Outside of California, the National Council on Compensation Insurance (NCCI) controls statistics and rating in about 35 states. Largely, from our conversations with them, the NCCI has indicated that in-home ABA agencies should be using class code 8835 (home, public, and traveling healthcare).
Your broker can help navigate the appropriate classification code for your business.
The rate you may pay can vary significantly depending on a number of factors. It is almost impossible for you to compare rates between one ABA agency and another. Your location, payroll amount, prior loss history, years in business, and scope of services can all play a factor in rates and any credits/debits you may be charged.
Why am I being audited?
Each and every insurance carrier is required to audit the payroll of their insureds for Workers’ Compensation. Most policy premiums are based on estimated annual payroll amounts – you’ll pay an estimated annual premium based on information you provide during the underwriting process.
At the end of the policy term, the payroll and premium will have a true-up. The insurance company will contact you to collect payroll records of various sorts (payroll registers, quarterly wage statements, etc.). Once the figures are calculated, you’ll typically either owe an additional premium or be due a premium refund.
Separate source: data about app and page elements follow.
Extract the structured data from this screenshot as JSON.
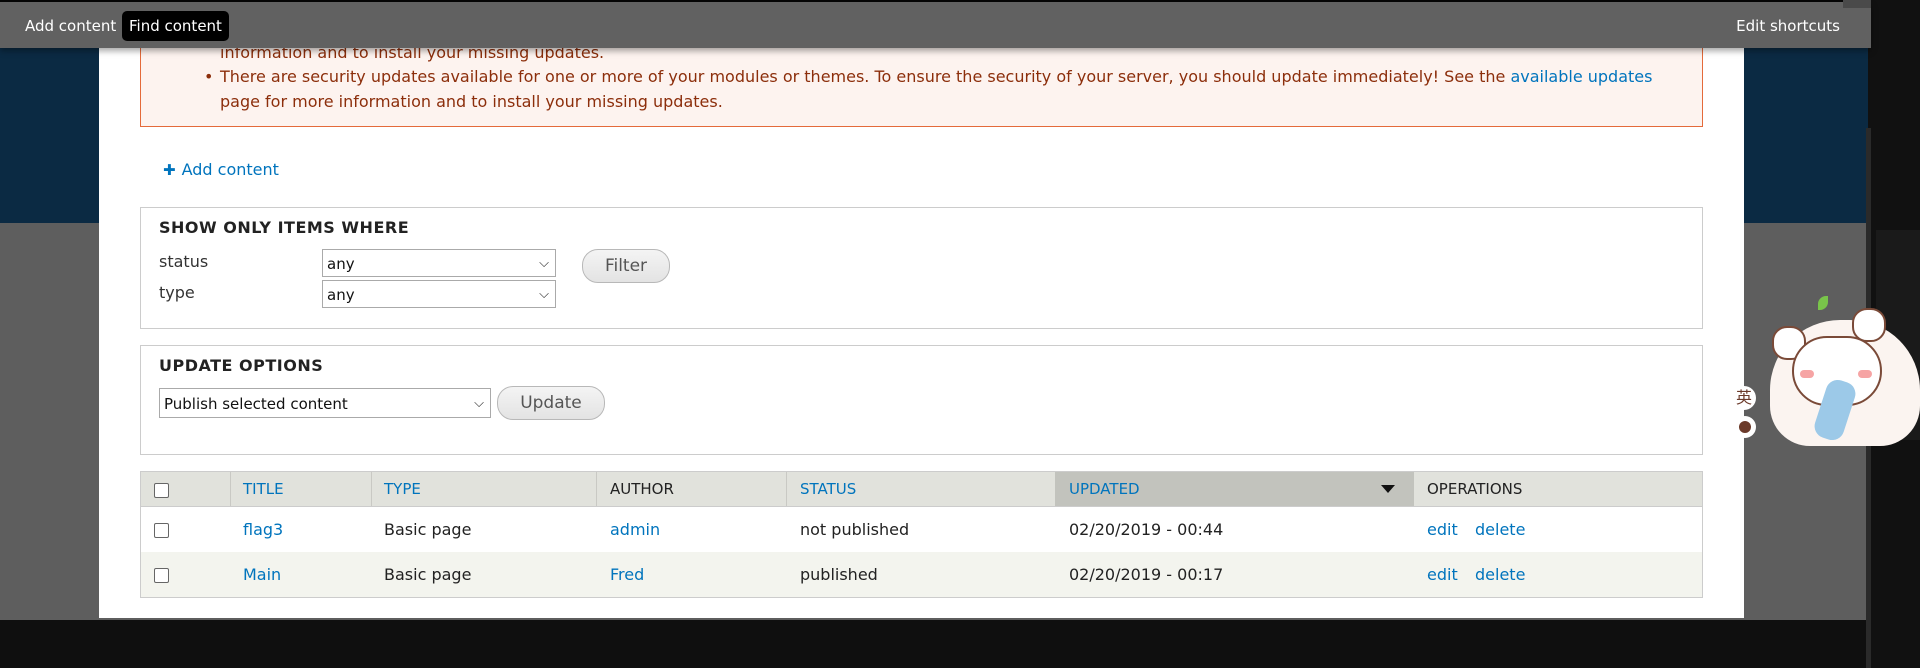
{
  "toolbar": {
    "add_content": "Add content",
    "find_content": "Find content",
    "edit_shortcuts": "Edit shortcuts"
  },
  "messages": {
    "line1": "information and to install your missing updates.",
    "line2_text": "There are security updates available for one or more of your modules or themes. To ensure the security of your server, you should update immediately! See the ",
    "line2_link": "available updates",
    "line3": "page for more information and to install your missing updates."
  },
  "actions": {
    "add_content_label": "Add content"
  },
  "filter": {
    "legend": "SHOW ONLY ITEMS WHERE",
    "status_label": "status",
    "status_value": "any",
    "type_label": "type",
    "type_value": "any",
    "button": "Filter"
  },
  "update": {
    "legend": "UPDATE OPTIONS",
    "action_value": "Publish selected content",
    "button": "Update"
  },
  "table": {
    "headers": {
      "title": "TITLE",
      "type": "TYPE",
      "author": "AUTHOR",
      "status": "STATUS",
      "updated": "UPDATED",
      "operations": "OPERATIONS"
    },
    "rows": [
      {
        "title": "flag3",
        "type": "Basic page",
        "author": "admin",
        "status": "not published",
        "updated": "02/20/2019 - 00:44",
        "edit": "edit",
        "delete": "delete"
      },
      {
        "title": "Main",
        "type": "Basic page",
        "author": "Fred",
        "status": "published",
        "updated": "02/20/2019 - 00:17",
        "edit": "edit",
        "delete": "delete"
      }
    ]
  },
  "ime": {
    "char": "英"
  },
  "colors": {
    "link": "#0074bd",
    "warning_text": "#8c2e0b",
    "warning_border": "#e46a3a",
    "toolbar": "#616161"
  }
}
Some payroll companies that sell Work Comp negate the need for the audit process as they are providing current wages to the insurance company on a monthly basis. Many insurance companies also have pay-as-you-go options and can connect with your payroll company to collect real-time data. In these cases, many insurance companies still require documentation as proof of wages, they are just collecting from the vendor on your behalf, so the audit seems less painful.
Our advice is to work with someone who understands the role Workers’ Compensation plays in managing your business risk. They can help navigate the insurance company on your behalf, assist with claims, audits, and premium payment issues.
Due to the nature of ABA, you can expect Workers’ Compensation coverage to be a cost driver for you. You can also expect to have claims in the form of headbutts, bites, kicks, and soft tissue injuries – so working with someone who can assist when a claim arises is also a very important factor.
We see all too often that ABA agencies get their coverage cancelled or non-renewed because the insurance company didn’t have a clear understanding of the scope of your operations. Please let us know if you have any questions about Workers’ Compensation as it relates to your ABA agency!